Washington mini-mart owner Tan Ho has been robbed before, so when a man entered his business last Tuesday demanding money, he didn’t hesitate to take action.
“He said, ‘Give me money!’, and then I knew exactly what to do,” Ho told KLXY. The store owner was behind the cash register, where he keeps what appears to be an IWI Jericho 941 and a machete.
“I pulled out my gun – like this – and I pointed it right at him, and he ran.”
The suspect knew he’d gotten more than he bargained for, and he left the store in a matter of seconds. Police are still looking for the man, who they believe is around 5’5″ and was last seen wearing a black hoodie and white pants. Ho said his face was covered, and he couldn’t identify his race.
Ho keeps his handgun in a leather thumb-snap holster attached to the counter. The report doesn’t mention whether he keeps a round in the chamber, but in the surveillance footage, he appears to be trying to rack the slide.
The mini-mart owner told KLXY this isn’t the first time he’s had to scare away a would-be robber. Last year a similar situation occurred with a similar result: the man ran without any money.
Ho has good reason to take every precaution to protect his business.
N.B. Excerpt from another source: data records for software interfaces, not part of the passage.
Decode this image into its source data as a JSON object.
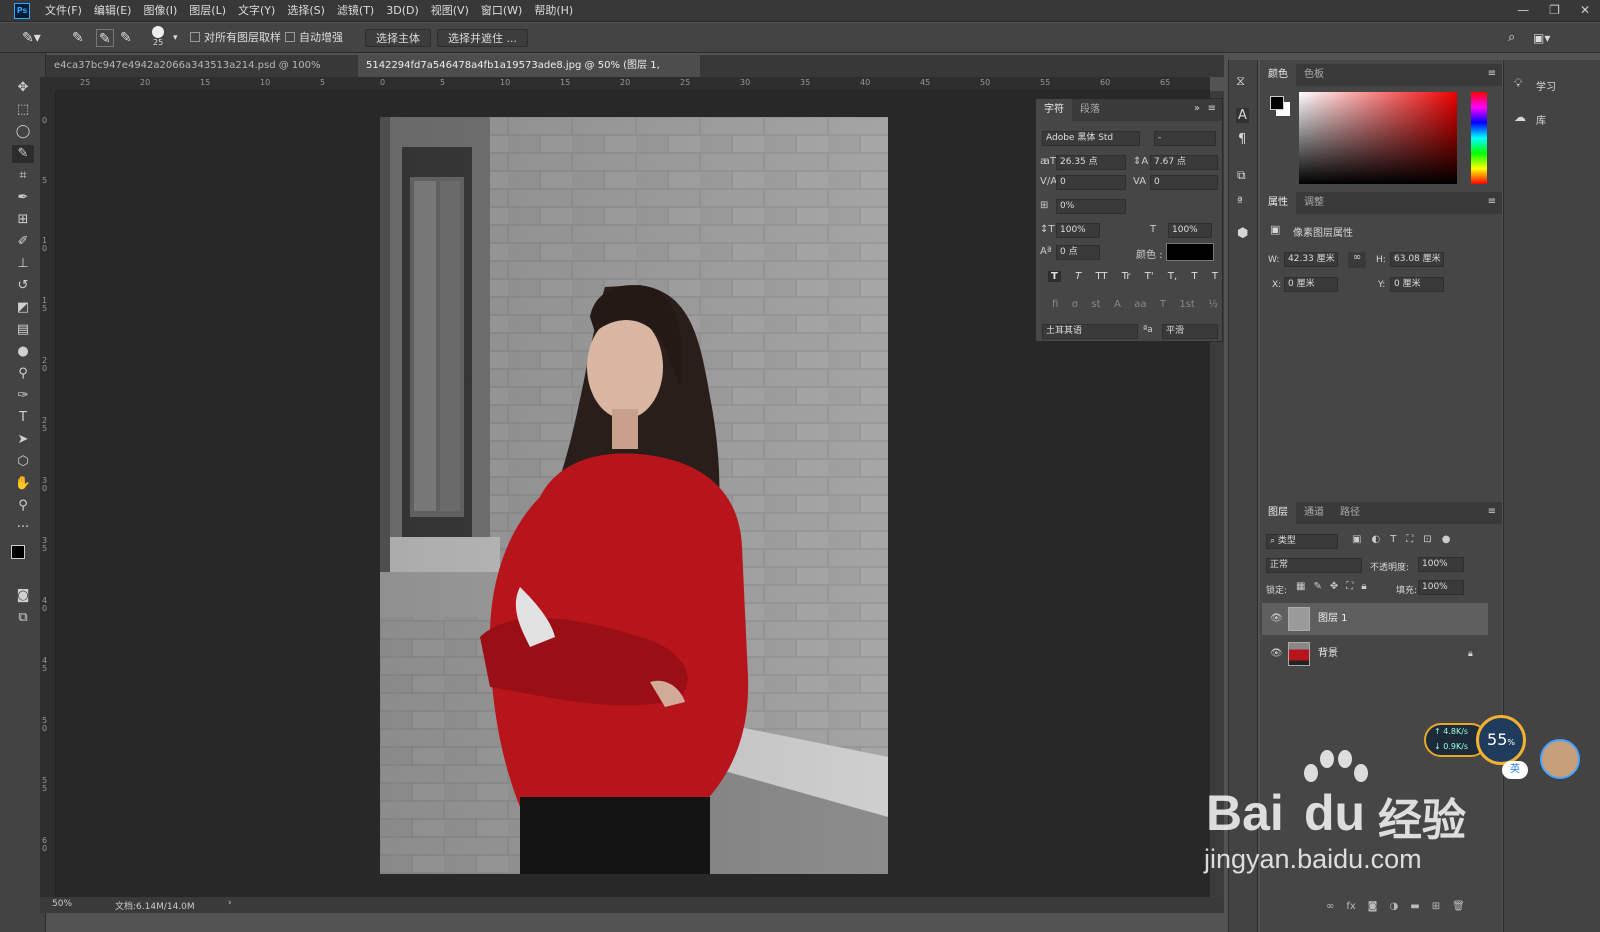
{
  "app": {
    "logo": "Ps"
  },
  "menu": [
    "文件(F)",
    "编辑(E)",
    "图像(I)",
    "图层(L)",
    "文字(Y)",
    "选择(S)",
    "滤镜(T)",
    "3D(D)",
    "视图(V)",
    "窗口(W)",
    "帮助(H)"
  ],
  "window_controls": [
    "—",
    "❐",
    "✕"
  ],
  "options": {
    "brush_size": "25",
    "sample_all_layers": "对所有图层取样",
    "auto_enhance": "自动增强",
    "select_subject": "选择主体",
    "select_and_mask": "选择并遮住 ..."
  },
  "tabs": [
    {
      "label": "e4ca37bc947e4942a2066a343513a214.psd @ 100%(RGB/8#)",
      "close": "×"
    },
    {
      "label": "5142294fd7a546478a4fb1a19573ade8.jpg @ 50% (图层 1, RGB/8#) *",
      "close": "×"
    }
  ],
  "ruler_top": [
    "25",
    "20",
    "15",
    "10",
    "5",
    "0",
    "5",
    "10",
    "15",
    "20",
    "25",
    "30",
    "35",
    "40",
    "45",
    "50",
    "55",
    "60",
    "65"
  ],
  "ruler_left": [
    "0",
    "5",
    "1\n0",
    "1\n5",
    "2\n0",
    "2\n5",
    "3\n0",
    "3\n5",
    "4\n0",
    "4\n5",
    "5\n0",
    "5\n5",
    "6\n0",
    "6\n5"
  ],
  "status": {
    "zoom": "50%",
    "doc": "文档:6.14M/14.0M",
    "arrow": "›"
  },
  "character": {
    "tab1": "字符",
    "tab2": "段落",
    "font": "Adobe 黑体 Std",
    "style": "-",
    "size": "26.35 点",
    "leading": "7.67 点",
    "kerning": "0",
    "tracking": "0",
    "scale_pct": "0%",
    "vscale": "100%",
    "hscale": "100%",
    "baseline": "0 点",
    "color_label": "颜色 :",
    "styles": [
      "T",
      "T",
      "TT",
      "Tr",
      "T'",
      "T,",
      "T",
      "T"
    ],
    "opentype": [
      "fi",
      "σ",
      "st",
      "A",
      "aa",
      "T",
      "1st",
      "½"
    ],
    "language": "土耳其语",
    "aa_label": "ªa",
    "antialias": "平滑"
  },
  "color_panel": {
    "tab1": "颜色",
    "tab2": "色板"
  },
  "properties": {
    "tab1": "属性",
    "tab2": "调整",
    "title": "像素图层属性",
    "w_label": "W:",
    "w": "42.33 厘米",
    "h_label": "H:",
    "h": "63.08 厘米",
    "x_label": "X:",
    "x": "0 厘米",
    "y_label": "Y:",
    "y": "0 厘米"
  },
  "layers": {
    "tab1": "图层",
    "tab2": "通道",
    "tab3": "路径",
    "filter": "类型",
    "blend": "正常",
    "opacity_label": "不透明度:",
    "opacity": "100%",
    "lock_label": "锁定:",
    "fill_label": "填充:",
    "fill": "100%",
    "items": [
      {
        "name": "图层 1",
        "selected": true
      },
      {
        "name": "背景",
        "locked": true
      }
    ],
    "bottom_icons": [
      "link-icon",
      "fx-icon",
      "mask-icon",
      "adjust-icon",
      "folder-icon",
      "new-layer-icon",
      "trash-icon"
    ],
    "fx": "fx"
  },
  "far_right": {
    "learn": "学习",
    "library": "库"
  },
  "net_widget": {
    "up": "4.8K/s",
    "down": "0.9K/s",
    "percent": "55",
    "unit": "%",
    "ime": "英"
  },
  "watermark": {
    "brand": "Bai",
    "brand2": "du",
    "suffix": "经验",
    "url": "jingyan.baidu.com"
  },
  "colors": {
    "accent": "#31a8ff",
    "sweater": "#b8141c",
    "selected_layer": "#5f5f5f"
  }
}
A recent FBI study found that Spokane is the third most dangerous city in the United States in terms of property crime.
Armed self-defense got more difficult for Washington gun owners earlier this month, however, with the passage of I-1639. The measure bans the sale of semiautomatic rifles to adults under the age of 21, creates a registry of gun owners, and allows the state to charge a $25 fee on the sale of “assault rifles.”
The law will also make it more difficult for people like Tan Ho to protect themselves and their businesses. It establishes a 10-day waiting period for certain purchases and holds gun owners liable for failing to secure firearms.
This last requirement could prohibit the mini-mart owner from keeping his handgun in such an accessible location.